◆ **Task requirements**
Report every line from the following entries that contains the string "this".

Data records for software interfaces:
□ □ □ □ □

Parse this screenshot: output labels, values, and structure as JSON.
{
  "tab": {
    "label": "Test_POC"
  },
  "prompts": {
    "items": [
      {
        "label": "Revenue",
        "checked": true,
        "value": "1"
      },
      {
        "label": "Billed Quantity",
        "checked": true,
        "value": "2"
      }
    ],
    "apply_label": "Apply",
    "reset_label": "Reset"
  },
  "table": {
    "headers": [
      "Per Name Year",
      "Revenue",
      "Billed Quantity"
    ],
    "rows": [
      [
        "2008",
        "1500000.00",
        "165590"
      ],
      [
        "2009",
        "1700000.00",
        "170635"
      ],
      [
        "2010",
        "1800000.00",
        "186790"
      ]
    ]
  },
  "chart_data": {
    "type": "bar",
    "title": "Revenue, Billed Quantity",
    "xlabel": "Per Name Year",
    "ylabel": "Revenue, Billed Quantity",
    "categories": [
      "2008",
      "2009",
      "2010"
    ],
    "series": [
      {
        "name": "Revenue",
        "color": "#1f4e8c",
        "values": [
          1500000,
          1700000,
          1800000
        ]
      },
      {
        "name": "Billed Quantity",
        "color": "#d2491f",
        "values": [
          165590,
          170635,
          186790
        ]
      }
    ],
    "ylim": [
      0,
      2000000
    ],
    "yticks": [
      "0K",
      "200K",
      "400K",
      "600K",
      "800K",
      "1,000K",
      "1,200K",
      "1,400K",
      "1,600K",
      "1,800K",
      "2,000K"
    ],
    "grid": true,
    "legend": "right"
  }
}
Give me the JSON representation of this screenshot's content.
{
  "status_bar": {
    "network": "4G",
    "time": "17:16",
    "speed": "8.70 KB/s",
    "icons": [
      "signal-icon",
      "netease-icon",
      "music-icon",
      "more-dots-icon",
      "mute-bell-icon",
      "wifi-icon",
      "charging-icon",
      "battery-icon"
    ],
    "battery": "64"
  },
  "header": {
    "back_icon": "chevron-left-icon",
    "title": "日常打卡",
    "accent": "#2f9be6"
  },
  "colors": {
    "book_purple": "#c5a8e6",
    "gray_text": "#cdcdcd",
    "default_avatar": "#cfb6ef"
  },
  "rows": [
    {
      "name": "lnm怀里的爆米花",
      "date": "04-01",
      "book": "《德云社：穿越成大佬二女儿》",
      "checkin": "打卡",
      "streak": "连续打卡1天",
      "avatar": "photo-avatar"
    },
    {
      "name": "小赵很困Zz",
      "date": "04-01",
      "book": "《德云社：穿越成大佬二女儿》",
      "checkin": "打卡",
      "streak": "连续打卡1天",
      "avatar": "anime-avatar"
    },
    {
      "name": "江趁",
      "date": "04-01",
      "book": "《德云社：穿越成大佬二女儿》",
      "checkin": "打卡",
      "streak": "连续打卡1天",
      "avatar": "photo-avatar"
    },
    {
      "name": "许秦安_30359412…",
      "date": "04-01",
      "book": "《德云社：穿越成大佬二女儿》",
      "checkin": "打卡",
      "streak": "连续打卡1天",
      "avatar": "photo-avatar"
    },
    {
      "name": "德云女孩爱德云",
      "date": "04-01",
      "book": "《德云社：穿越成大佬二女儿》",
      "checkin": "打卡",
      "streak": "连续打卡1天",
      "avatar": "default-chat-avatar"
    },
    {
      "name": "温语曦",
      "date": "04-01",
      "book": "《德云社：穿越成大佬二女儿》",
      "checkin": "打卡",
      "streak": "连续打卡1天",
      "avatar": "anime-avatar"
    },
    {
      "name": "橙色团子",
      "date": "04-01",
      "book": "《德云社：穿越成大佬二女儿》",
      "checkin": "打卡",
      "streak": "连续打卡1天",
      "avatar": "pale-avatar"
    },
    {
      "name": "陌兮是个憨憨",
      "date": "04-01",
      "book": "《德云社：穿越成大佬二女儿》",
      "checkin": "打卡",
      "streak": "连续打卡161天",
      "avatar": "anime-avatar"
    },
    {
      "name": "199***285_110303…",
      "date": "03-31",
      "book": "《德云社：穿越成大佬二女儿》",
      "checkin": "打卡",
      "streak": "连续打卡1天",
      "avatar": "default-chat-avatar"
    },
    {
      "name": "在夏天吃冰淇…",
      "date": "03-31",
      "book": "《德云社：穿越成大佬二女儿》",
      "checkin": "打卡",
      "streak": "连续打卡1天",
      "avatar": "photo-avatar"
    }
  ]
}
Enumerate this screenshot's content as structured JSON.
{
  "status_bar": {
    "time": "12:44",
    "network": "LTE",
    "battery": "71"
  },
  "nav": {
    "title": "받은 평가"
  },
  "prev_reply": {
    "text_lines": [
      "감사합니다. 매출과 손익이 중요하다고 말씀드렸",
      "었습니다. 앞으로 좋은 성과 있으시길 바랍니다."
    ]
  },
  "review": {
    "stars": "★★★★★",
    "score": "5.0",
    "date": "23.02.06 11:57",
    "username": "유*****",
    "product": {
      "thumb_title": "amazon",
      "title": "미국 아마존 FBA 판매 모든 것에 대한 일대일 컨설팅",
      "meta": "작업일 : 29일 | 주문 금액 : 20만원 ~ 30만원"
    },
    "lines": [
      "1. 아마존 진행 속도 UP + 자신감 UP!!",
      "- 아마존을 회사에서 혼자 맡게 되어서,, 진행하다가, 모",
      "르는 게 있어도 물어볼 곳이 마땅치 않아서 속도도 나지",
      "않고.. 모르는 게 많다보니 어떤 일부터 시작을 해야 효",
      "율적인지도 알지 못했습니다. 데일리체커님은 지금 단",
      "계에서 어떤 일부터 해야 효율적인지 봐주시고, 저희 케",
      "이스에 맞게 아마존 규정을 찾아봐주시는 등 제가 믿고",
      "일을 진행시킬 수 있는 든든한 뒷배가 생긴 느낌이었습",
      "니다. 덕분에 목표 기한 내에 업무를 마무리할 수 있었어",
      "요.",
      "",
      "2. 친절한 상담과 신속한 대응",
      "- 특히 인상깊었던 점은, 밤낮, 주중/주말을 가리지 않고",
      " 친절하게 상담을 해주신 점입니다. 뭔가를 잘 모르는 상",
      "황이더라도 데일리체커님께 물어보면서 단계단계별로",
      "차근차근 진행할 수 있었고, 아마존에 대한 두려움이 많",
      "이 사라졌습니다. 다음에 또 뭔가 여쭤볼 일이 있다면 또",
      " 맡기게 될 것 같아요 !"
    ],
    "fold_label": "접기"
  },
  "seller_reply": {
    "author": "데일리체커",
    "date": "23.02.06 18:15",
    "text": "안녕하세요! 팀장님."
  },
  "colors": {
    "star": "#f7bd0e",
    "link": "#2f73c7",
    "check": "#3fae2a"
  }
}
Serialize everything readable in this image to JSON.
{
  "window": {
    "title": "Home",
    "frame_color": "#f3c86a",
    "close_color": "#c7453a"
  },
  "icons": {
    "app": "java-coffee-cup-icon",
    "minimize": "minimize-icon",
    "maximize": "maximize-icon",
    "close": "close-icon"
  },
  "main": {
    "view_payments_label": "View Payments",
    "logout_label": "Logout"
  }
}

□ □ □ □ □

◆ **Solution below**
Parse this screenshot: output labels, values, and structure as JSON.
Give me the JSON representation of this screenshot's content.
Enumerate this screenshot's content as structured JSON.
Serialize everything readable in this image to JSON.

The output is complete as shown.